- I’ve reduced the amount of alcohol I drink on the night before running – Instead of having half a bottle of Vodka on a Saturday night I’ll go for one bottle of wine. I don’t have to cut out alcohol altogether. I’ve realised that too much is not good for me, particularly if I’m drinking for the wrong reasons. You only ever develop an alcohol problem when it initially provides a solution to a deep rooted issue. That was the case for me when I started when I was 19. All of a sudden social anxiety was a thing of the past. Only it wasn’t! I was just driving it deeper and deeper.
- I stay out running past my comfort zone – Let’s say that I know I have 8 miles in the tank. Instead of quitting at exactly 8 miles, I will try to extend my run to 8.25 or 8.5 miles. It might not seem like much but it has done wonders for my stamina over the years.
- I always do a little speed work on every run – Even in long slow sessions I will always include bursts of speed to liven up the run. It makes it more enjoyable and helps increase my pace steadily too.
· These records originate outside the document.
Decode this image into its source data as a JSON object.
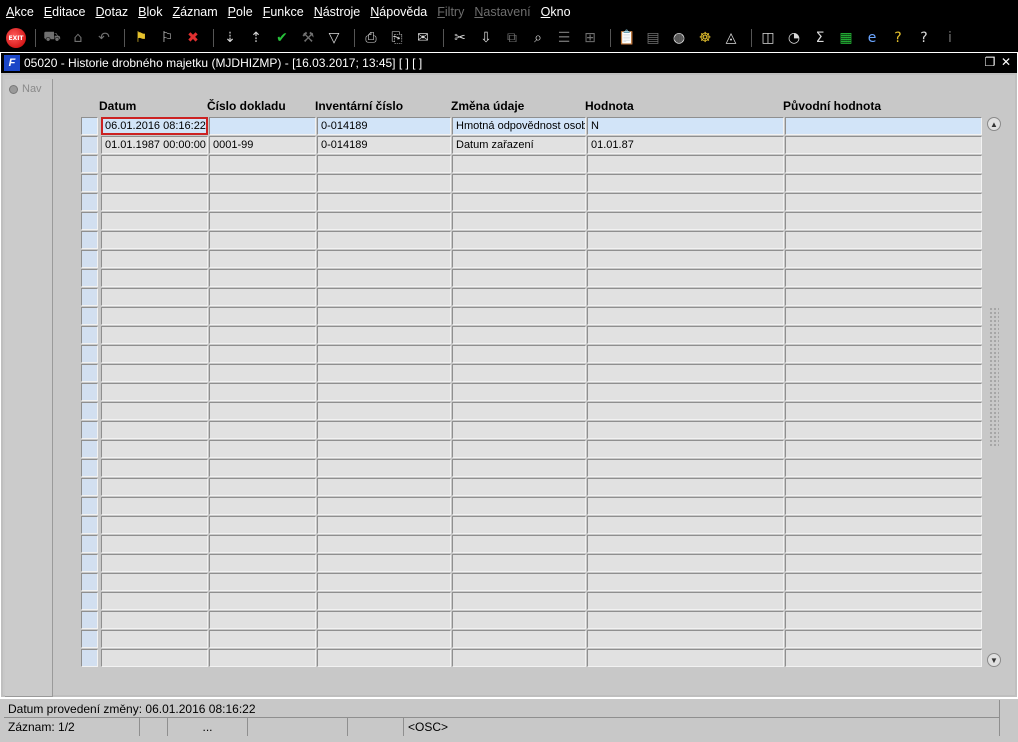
{
  "menu": [
    {
      "label": "Akce",
      "u": "A",
      "rest": "kce",
      "disabled": false
    },
    {
      "label": "Editace",
      "u": "E",
      "rest": "ditace",
      "disabled": false
    },
    {
      "label": "Dotaz",
      "u": "D",
      "rest": "otaz",
      "disabled": false
    },
    {
      "label": "Blok",
      "u": "B",
      "rest": "lok",
      "disabled": false
    },
    {
      "label": "Záznam",
      "u": "Z",
      "rest": "áznam",
      "disabled": false
    },
    {
      "label": "Pole",
      "u": "P",
      "rest": "ole",
      "disabled": false
    },
    {
      "label": "Funkce",
      "u": "F",
      "rest": "unkce",
      "disabled": false
    },
    {
      "label": "Nástroje",
      "u": "N",
      "rest": "ástroje",
      "disabled": false
    },
    {
      "label": "Nápověda",
      "u": "N",
      "rest": "ápověda",
      "disabled": false
    },
    {
      "label": "Filtry",
      "u": "F",
      "rest": "iltry",
      "disabled": true
    },
    {
      "label": "Nastavení",
      "u": "N",
      "rest": "astavení",
      "disabled": true
    },
    {
      "label": "Okno",
      "u": "O",
      "rest": "kno",
      "disabled": false
    }
  ],
  "toolbar": [
    {
      "icon": "exit-icon",
      "glyph": "EXIT",
      "cls": "exit"
    },
    {
      "sep": true
    },
    {
      "icon": "save-icon",
      "glyph": "⛟",
      "cls": "dim"
    },
    {
      "icon": "print-preview-icon",
      "glyph": "⌂",
      "cls": "dim"
    },
    {
      "icon": "undo-icon",
      "glyph": "↶",
      "cls": "dim"
    },
    {
      "sep": true
    },
    {
      "icon": "query-enter-icon",
      "glyph": "⚑",
      "cls": "yellow"
    },
    {
      "icon": "query-execute-icon",
      "glyph": "⚐",
      "cls": ""
    },
    {
      "icon": "query-cancel-icon",
      "glyph": "✖",
      "cls": "red"
    },
    {
      "sep": true
    },
    {
      "icon": "sort-ascending-icon",
      "glyph": "⇣",
      "cls": ""
    },
    {
      "icon": "sort-descending-icon",
      "glyph": "⇡",
      "cls": ""
    },
    {
      "icon": "confirm-check-icon",
      "glyph": "✔",
      "cls": "green"
    },
    {
      "icon": "tools-icon",
      "glyph": "⚒",
      "cls": "dim"
    },
    {
      "icon": "filter-icon",
      "glyph": "▽",
      "cls": ""
    },
    {
      "sep": true
    },
    {
      "icon": "print-icon",
      "glyph": "⎙",
      "cls": ""
    },
    {
      "icon": "print-setup-icon",
      "glyph": "⎘",
      "cls": ""
    },
    {
      "icon": "mail-icon",
      "glyph": "✉",
      "cls": ""
    },
    {
      "sep": true
    },
    {
      "icon": "cut-icon",
      "glyph": "✂",
      "cls": ""
    },
    {
      "icon": "paste-icon",
      "glyph": "⇩",
      "cls": ""
    },
    {
      "icon": "copy-icon",
      "glyph": "⧉",
      "cls": "dim"
    },
    {
      "icon": "find-icon",
      "glyph": "⌕",
      "cls": ""
    },
    {
      "icon": "list-icon",
      "glyph": "☰",
      "cls": "dim"
    },
    {
      "icon": "tree-icon",
      "glyph": "⊞",
      "cls": "dim"
    },
    {
      "sep": true
    },
    {
      "icon": "clipboard-icon",
      "glyph": "📋",
      "cls": ""
    },
    {
      "icon": "document-icon",
      "glyph": "▤",
      "cls": "dim"
    },
    {
      "icon": "globe-icon",
      "glyph": "◍",
      "cls": ""
    },
    {
      "icon": "wheel-icon",
      "glyph": "☸",
      "cls": "yellow"
    },
    {
      "icon": "triangle-icon",
      "glyph": "◬",
      "cls": ""
    },
    {
      "sep": true
    },
    {
      "icon": "chart-icon",
      "glyph": "◫",
      "cls": ""
    },
    {
      "icon": "calendar-icon",
      "glyph": "◔",
      "cls": ""
    },
    {
      "icon": "sum-icon",
      "glyph": "Σ",
      "cls": ""
    },
    {
      "icon": "excel-icon",
      "glyph": "▦",
      "cls": "green"
    },
    {
      "icon": "internet-explorer-icon",
      "glyph": "e",
      "cls": "blue"
    },
    {
      "icon": "help-icon",
      "glyph": "?",
      "cls": "yellow"
    },
    {
      "icon": "help-context-icon",
      "glyph": "?",
      "cls": ""
    },
    {
      "icon": "info-icon",
      "glyph": "i",
      "cls": "dim"
    }
  ],
  "window": {
    "icon_glyph": "F",
    "title": "05020 - Historie drobného majetku (MJDHIZMP) - [16.03.2017; 13:45]  [ ]  [ ]",
    "restore_glyph": "❐",
    "close_glyph": "✕"
  },
  "nav": {
    "label": "Nav"
  },
  "columns": [
    "Datum",
    "Číslo dokladu",
    "Inventární číslo",
    "Změna údaje",
    "Hodnota",
    "Původní hodnota"
  ],
  "rows": [
    [
      "06.01.2016 08:16:22",
      "",
      "0-014189",
      "Hmotná odpovědnost osob",
      "N",
      ""
    ],
    [
      "01.01.1987 00:00:00",
      "0001-99",
      "0-014189",
      "Datum zařazení",
      "01.01.87",
      ""
    ]
  ],
  "empty_rows": 27,
  "scroll": {
    "up_glyph": "▲",
    "down_glyph": "▼"
  },
  "status": {
    "message": "Datum provedení změny: 06.01.2016 08:16:22",
    "record": "Záznam: 1/2",
    "seg3": "...",
    "mode": "<OSC>"
  }
}
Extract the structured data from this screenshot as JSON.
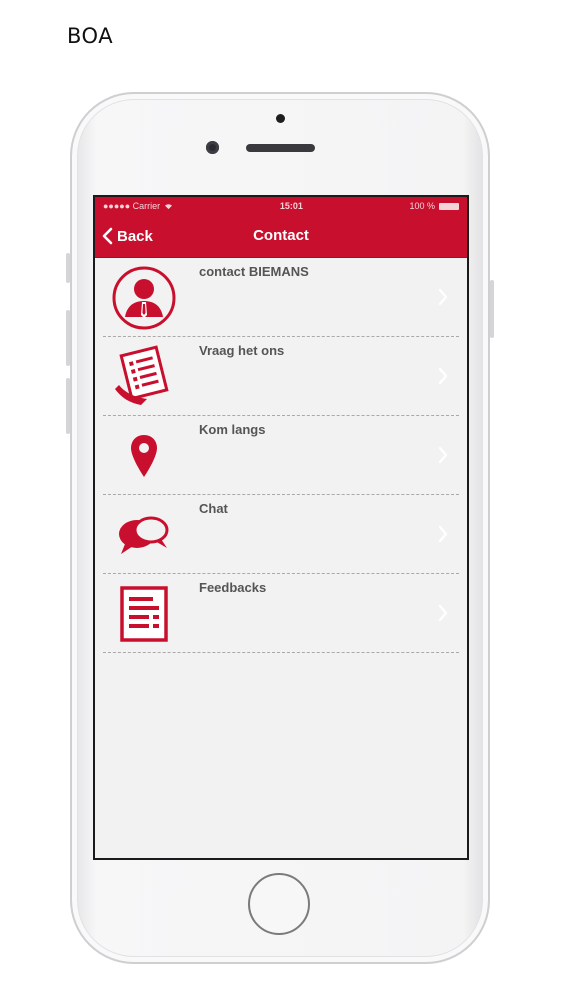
{
  "caption": "BOA",
  "status_bar": {
    "carrier": "●●●●● Carrier",
    "time": "15:01",
    "battery": "100 %"
  },
  "nav": {
    "back_label": "Back",
    "title": "Contact"
  },
  "items": [
    {
      "label": "contact BIEMANS",
      "icon": "person-icon"
    },
    {
      "label": "Vraag het ons",
      "icon": "document-icon"
    },
    {
      "label": "Kom langs",
      "icon": "map-pin-icon"
    },
    {
      "label": "Chat",
      "icon": "chat-bubbles-icon"
    },
    {
      "label": "Feedbacks",
      "icon": "form-icon"
    }
  ],
  "colors": {
    "brand_red": "#c8102e",
    "screen_bg": "#f2f2f2",
    "label_gray": "#555555",
    "chevron": "#ffffff"
  }
}
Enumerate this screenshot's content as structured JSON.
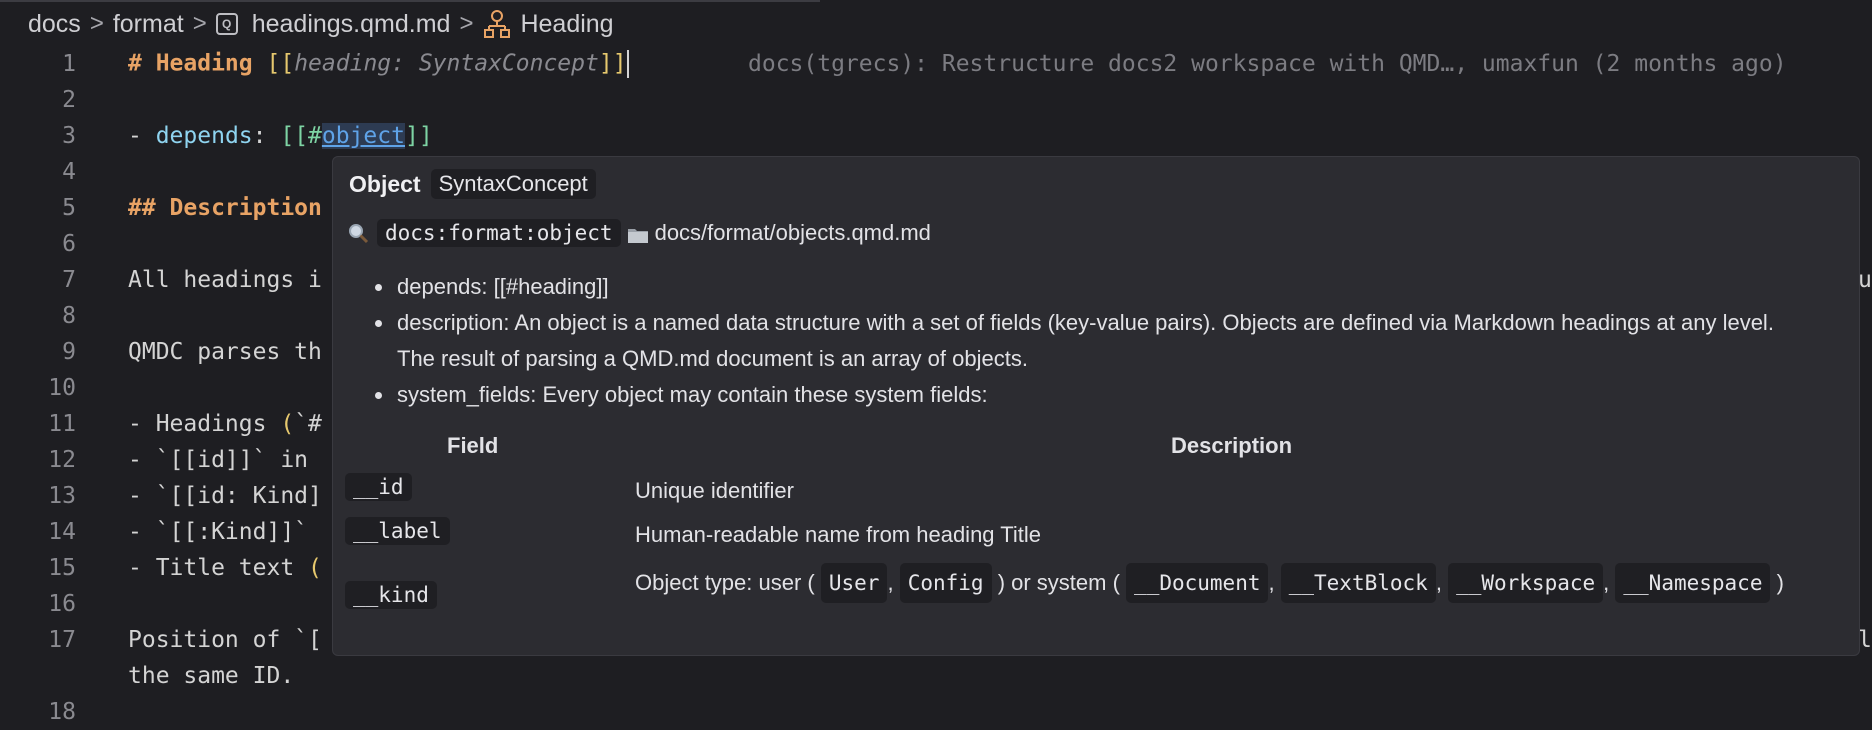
{
  "breadcrumb": {
    "items": [
      "docs",
      "format",
      "headings.qmd.md",
      "Heading"
    ],
    "separator": ">"
  },
  "editor": {
    "lines": [
      {
        "n": "1"
      },
      {
        "n": "2"
      },
      {
        "n": "3"
      },
      {
        "n": "4"
      },
      {
        "n": "5"
      },
      {
        "n": "6"
      },
      {
        "n": "7"
      },
      {
        "n": "8"
      },
      {
        "n": "9"
      },
      {
        "n": "10"
      },
      {
        "n": "11"
      },
      {
        "n": "12"
      },
      {
        "n": "13"
      },
      {
        "n": "14"
      },
      {
        "n": "15"
      },
      {
        "n": "16"
      },
      {
        "n": "17"
      },
      {
        "n": "18"
      }
    ],
    "l1": {
      "hash": "# Heading ",
      "open1": "[",
      "open2": "[",
      "ital": "heading: SyntaxConcept",
      "close1": "]",
      "close2": "]"
    },
    "blame": "docs(tgrecs): Restructure docs2 workspace with QMD…, umaxfun (2 months ago)",
    "l3": {
      "dash": "- ",
      "key": "depends",
      "colon": ": ",
      "open": "[[#",
      "link": "object",
      "close": "]]"
    },
    "l5": "## Description",
    "l7": "All headings i",
    "l7_tail": "u",
    "l9": "QMDC parses th",
    "l11": {
      "text": "- Headings ",
      "paren": "(",
      "rest": "`#"
    },
    "l12": "- `[[id]]` in ",
    "l13": "- `[[id: Kind]",
    "l14": "- `[[:Kind]]` ",
    "l15": {
      "text": "- Title text ",
      "paren": "("
    },
    "l17": "Position of `[",
    "l17_tail": "l",
    "l17b": "the same ID."
  },
  "hover": {
    "title": "Object",
    "kind": "SyntaxConcept",
    "id": "docs:format:object",
    "path": "docs/format/objects.qmd.md",
    "bullets": [
      "depends: [[#heading]]",
      "description: An object is a named data structure with a set of fields (key-value pairs). Objects are defined via Markdown headings at any level. The result of parsing a QMD.md document is an array of objects.",
      "system_fields: Every object may contain these system fields:"
    ],
    "table": {
      "headers": [
        "Field",
        "Description"
      ],
      "rows": [
        {
          "field": "__id",
          "desc": "Unique identifier"
        },
        {
          "field": "__label",
          "desc": "Human-readable name from heading Title"
        }
      ],
      "kind_row": {
        "field": "__kind",
        "d1": "Object type: user (",
        "c1": "User",
        "d2": ",",
        "c2": "Config",
        "d3": ") or system (",
        "c3": "__Document",
        "d4": ",",
        "c4": "__TextBlock",
        "d5": ",",
        "c5": "__Workspace",
        "d6": ",",
        "c6": "__Namespace",
        "d7": ")"
      }
    }
  },
  "colors": {
    "background": "#1e1e22",
    "heading": "#e8a365",
    "link": "#5fa3e8",
    "key": "#8fd4f0",
    "bracket_yellow": "#e6c86e",
    "bracket_green": "#7ed4a4",
    "hover_bg": "#2c2c31"
  }
}
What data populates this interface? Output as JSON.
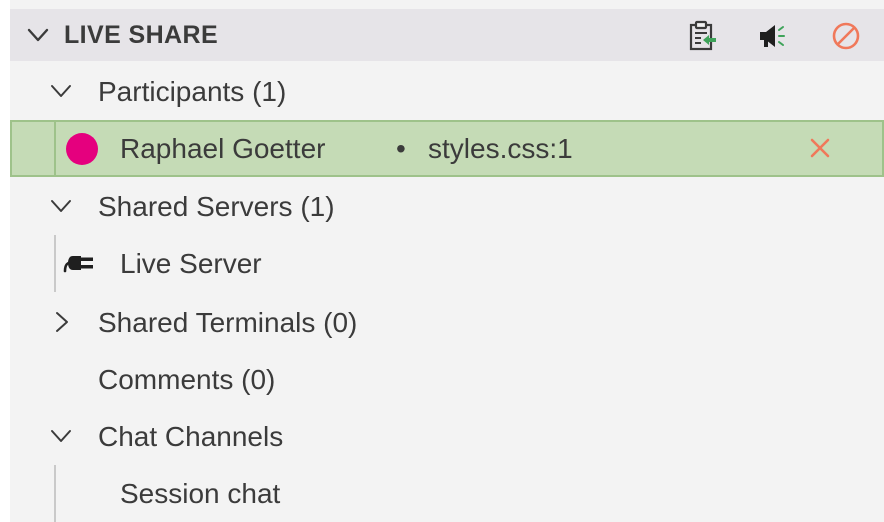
{
  "header": {
    "title": "LIVE SHARE",
    "icons": [
      "collapse-chevron-icon",
      "clipboard-export-icon",
      "megaphone-icon",
      "stop-sharing-icon"
    ]
  },
  "tree": {
    "participants": {
      "label": "Participants (1)",
      "expanded": true,
      "participant": {
        "name": "Raphael Goetter",
        "separator": "•",
        "location": "styles.css:1",
        "color": "#e5007e"
      }
    },
    "servers": {
      "label": "Shared Servers (1)",
      "expanded": true,
      "item": "Live Server"
    },
    "terminals": {
      "label": "Shared Terminals (0)",
      "expanded": false
    },
    "comments": {
      "label": "Comments (0)"
    },
    "chat": {
      "label": "Chat Channels",
      "expanded": true,
      "item": "Session chat"
    }
  },
  "colors": {
    "panel_bg": "#f3f3f3",
    "header_bg": "#e6e4e8",
    "selection_bg": "#c5dbb6",
    "selection_border": "#9ec28a",
    "close_color": "#f0785a",
    "stop_color": "#f0785a"
  }
}
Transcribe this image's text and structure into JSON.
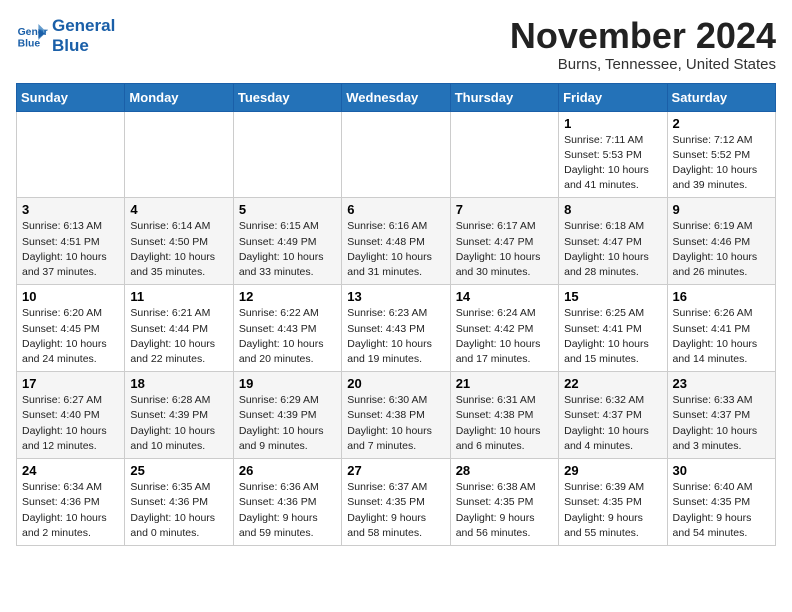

- I’ve stopped blaming other people in races – I take personal responsibility if I mess up. Even when I’m blocked by 4 ‘Sisters!’ running together with their arms linked in a row. Even when someone stopped right in front of me at a water station. Even when the racing line is blocked by a man dressed as Scooby Doo. These are all obstacles that I circumvent. I only blame others when I’m not well prepared.
- I feel happy for friends or acquaintances when they record a better time than me – Before I’d get jealous of their success, overtrain to try to beat the person and then get injured. When other runners fail, you don’t gain anything. When they succeed, you can gain advice and wisdom if you get over your own ego!